* [BRIEF]:
Report each line of the data that has "heading" somewhere in it.

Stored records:
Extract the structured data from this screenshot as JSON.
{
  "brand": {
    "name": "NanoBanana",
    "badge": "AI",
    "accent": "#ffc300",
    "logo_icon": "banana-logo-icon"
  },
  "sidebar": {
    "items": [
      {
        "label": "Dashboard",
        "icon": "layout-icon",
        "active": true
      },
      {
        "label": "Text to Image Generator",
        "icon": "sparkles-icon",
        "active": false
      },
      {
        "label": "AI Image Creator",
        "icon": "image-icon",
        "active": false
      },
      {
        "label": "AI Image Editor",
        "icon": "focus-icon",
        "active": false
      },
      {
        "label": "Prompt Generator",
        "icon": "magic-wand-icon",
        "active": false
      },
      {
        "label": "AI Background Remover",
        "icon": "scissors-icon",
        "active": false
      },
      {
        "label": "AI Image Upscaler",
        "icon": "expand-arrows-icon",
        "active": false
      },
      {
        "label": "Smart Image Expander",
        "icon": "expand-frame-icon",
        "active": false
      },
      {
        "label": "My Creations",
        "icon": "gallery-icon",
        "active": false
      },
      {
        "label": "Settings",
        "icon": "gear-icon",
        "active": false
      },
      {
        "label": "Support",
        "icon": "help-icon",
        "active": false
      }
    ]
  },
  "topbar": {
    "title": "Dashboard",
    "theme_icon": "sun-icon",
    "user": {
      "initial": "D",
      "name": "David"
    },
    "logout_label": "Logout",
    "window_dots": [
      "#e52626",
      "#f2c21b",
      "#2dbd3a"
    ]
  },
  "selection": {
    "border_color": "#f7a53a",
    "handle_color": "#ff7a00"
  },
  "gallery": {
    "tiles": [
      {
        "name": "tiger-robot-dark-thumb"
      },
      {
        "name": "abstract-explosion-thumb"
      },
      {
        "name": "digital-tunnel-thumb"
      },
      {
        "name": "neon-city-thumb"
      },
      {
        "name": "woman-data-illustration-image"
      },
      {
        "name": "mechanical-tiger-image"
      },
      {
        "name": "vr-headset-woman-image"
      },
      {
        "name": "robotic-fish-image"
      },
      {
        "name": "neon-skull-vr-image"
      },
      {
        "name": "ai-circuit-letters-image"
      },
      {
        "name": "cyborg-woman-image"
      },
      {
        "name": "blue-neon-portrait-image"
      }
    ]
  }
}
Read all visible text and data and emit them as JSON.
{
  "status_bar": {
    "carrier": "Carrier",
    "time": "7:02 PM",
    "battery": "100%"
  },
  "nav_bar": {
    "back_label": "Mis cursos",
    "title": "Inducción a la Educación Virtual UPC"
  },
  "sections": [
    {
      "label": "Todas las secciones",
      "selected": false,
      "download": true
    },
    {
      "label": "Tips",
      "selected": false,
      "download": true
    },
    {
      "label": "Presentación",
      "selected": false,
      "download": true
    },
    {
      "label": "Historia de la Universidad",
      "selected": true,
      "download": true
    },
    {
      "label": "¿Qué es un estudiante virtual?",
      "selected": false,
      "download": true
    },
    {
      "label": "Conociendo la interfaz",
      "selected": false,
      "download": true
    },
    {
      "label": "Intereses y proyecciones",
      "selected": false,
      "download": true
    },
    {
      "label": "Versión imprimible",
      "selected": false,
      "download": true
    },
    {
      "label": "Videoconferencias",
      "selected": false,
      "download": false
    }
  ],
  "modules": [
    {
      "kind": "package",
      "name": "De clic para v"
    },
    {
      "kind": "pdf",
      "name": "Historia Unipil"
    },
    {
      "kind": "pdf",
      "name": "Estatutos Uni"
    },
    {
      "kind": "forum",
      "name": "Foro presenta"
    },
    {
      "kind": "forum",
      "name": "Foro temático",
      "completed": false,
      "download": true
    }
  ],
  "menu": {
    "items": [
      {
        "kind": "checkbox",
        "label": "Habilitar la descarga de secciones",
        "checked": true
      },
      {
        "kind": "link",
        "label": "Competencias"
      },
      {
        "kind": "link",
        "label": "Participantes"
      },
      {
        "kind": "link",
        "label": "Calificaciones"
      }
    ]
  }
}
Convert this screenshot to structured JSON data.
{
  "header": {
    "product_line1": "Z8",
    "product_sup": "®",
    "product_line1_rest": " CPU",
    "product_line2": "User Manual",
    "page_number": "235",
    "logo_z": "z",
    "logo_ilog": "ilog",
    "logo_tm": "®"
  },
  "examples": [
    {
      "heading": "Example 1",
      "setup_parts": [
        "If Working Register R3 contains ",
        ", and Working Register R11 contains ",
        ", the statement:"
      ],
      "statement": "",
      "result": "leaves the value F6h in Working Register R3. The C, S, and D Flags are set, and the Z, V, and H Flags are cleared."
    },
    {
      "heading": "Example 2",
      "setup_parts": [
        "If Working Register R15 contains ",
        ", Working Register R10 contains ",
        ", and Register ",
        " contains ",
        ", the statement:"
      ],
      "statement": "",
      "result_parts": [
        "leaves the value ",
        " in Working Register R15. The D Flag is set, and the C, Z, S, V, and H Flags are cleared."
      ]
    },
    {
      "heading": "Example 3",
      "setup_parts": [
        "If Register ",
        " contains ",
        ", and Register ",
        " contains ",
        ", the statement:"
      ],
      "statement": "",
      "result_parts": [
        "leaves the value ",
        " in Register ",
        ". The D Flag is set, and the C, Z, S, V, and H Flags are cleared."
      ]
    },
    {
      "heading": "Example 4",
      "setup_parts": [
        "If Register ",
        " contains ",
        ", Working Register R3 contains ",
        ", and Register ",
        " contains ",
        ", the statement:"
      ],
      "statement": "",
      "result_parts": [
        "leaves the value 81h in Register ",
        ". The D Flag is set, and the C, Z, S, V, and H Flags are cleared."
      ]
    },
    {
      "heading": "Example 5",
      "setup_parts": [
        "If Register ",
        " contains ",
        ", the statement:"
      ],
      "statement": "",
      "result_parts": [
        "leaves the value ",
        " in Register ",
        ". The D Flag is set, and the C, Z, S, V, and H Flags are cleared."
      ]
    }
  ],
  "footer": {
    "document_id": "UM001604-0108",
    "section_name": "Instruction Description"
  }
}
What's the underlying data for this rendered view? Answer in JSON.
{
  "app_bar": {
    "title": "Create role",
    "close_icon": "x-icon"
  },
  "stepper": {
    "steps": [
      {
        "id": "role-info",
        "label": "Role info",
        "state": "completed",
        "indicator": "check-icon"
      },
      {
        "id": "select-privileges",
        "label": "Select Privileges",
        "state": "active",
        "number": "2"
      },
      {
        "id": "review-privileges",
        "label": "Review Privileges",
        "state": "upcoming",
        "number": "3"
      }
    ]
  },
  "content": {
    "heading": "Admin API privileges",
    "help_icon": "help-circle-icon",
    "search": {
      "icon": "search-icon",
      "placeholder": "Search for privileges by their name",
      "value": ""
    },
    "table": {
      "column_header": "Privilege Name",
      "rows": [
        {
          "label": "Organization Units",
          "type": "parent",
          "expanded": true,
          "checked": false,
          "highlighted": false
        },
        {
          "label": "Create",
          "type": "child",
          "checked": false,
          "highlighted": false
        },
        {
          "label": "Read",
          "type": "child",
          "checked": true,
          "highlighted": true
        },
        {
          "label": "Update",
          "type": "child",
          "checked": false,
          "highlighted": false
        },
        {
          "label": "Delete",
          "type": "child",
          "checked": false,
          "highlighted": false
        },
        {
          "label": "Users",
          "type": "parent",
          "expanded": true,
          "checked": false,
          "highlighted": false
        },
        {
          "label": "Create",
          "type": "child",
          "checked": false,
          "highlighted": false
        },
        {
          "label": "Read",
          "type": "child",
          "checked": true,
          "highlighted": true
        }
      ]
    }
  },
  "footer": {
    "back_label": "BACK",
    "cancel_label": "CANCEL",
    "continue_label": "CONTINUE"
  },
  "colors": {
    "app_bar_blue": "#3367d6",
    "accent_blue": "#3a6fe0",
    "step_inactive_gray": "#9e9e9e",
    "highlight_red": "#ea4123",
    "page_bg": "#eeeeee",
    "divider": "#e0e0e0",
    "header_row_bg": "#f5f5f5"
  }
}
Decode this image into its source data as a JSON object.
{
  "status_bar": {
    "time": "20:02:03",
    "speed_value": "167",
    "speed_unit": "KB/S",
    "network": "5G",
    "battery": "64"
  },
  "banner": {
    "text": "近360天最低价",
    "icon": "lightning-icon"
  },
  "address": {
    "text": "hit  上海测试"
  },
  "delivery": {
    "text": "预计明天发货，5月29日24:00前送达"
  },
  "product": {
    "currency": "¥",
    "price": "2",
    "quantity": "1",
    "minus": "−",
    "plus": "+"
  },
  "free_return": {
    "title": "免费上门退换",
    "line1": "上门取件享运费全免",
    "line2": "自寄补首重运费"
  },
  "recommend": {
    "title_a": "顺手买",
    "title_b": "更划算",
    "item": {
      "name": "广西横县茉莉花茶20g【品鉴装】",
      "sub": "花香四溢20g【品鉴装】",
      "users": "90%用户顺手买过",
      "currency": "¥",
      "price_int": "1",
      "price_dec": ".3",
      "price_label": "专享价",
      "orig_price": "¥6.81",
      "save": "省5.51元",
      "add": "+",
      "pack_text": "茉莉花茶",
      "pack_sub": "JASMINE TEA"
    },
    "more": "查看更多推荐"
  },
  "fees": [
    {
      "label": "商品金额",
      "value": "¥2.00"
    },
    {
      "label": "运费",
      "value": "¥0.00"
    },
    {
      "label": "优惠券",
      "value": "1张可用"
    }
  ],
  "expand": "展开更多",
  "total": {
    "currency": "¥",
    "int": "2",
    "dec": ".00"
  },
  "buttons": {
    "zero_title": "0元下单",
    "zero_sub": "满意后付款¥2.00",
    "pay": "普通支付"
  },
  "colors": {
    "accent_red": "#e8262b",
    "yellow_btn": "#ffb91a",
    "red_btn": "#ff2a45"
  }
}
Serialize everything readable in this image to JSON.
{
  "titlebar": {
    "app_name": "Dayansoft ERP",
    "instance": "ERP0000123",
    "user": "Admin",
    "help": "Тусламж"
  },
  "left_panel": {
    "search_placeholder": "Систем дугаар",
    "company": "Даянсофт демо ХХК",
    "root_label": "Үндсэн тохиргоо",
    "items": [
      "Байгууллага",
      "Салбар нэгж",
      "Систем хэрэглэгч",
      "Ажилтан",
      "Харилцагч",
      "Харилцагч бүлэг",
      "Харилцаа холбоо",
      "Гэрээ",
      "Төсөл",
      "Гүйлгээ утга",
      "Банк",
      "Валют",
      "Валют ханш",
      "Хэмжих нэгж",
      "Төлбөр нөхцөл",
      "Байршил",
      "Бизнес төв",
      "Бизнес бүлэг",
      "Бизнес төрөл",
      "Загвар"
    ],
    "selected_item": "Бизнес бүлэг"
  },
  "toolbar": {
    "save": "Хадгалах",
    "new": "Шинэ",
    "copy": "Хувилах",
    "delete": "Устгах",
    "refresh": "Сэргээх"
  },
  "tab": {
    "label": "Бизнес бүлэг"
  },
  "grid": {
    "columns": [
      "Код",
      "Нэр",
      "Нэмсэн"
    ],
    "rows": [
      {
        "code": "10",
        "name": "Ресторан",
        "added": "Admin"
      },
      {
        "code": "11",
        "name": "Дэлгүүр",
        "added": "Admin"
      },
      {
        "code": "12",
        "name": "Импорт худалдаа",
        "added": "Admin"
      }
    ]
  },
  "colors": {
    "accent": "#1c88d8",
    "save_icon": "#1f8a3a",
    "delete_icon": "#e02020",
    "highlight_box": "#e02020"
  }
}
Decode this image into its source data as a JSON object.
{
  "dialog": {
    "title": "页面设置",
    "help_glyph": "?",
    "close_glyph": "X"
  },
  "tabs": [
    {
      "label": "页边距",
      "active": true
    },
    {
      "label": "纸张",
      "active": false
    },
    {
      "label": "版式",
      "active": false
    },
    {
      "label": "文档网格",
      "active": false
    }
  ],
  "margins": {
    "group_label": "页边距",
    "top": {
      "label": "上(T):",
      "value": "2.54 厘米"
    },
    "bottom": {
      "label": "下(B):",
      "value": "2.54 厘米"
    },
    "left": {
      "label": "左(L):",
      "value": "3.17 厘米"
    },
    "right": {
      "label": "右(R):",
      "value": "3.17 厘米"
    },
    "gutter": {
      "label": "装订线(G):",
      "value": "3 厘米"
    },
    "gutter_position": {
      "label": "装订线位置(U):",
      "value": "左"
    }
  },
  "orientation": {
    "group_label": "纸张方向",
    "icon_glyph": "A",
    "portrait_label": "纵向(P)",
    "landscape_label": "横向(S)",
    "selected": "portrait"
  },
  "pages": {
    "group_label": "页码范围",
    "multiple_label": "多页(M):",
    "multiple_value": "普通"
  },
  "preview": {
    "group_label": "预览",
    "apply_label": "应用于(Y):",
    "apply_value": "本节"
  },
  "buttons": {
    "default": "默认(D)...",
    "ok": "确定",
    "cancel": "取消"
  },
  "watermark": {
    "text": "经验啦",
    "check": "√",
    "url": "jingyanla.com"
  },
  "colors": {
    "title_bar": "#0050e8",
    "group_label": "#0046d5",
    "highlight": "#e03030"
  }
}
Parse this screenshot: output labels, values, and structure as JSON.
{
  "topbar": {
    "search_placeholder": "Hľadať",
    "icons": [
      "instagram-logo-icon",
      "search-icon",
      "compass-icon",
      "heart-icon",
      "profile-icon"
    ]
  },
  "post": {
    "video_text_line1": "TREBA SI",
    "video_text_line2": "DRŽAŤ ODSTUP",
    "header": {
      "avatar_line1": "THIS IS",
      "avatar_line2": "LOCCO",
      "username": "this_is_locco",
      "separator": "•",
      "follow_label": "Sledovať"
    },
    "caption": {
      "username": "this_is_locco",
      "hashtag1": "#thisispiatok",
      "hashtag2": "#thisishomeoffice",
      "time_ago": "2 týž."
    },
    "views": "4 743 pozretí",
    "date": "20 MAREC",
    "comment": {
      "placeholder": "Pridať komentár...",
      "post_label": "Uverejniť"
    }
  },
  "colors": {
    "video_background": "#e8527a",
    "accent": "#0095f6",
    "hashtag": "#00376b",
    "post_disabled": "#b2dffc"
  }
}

* [TASK ANSWER]:
      "heading": "Example 1",
      "heading": "Example 2",
      "heading": "Example 3",
      "heading": "Example 4",
      "heading": "Example 5",
    "heading": "Admin API privileges",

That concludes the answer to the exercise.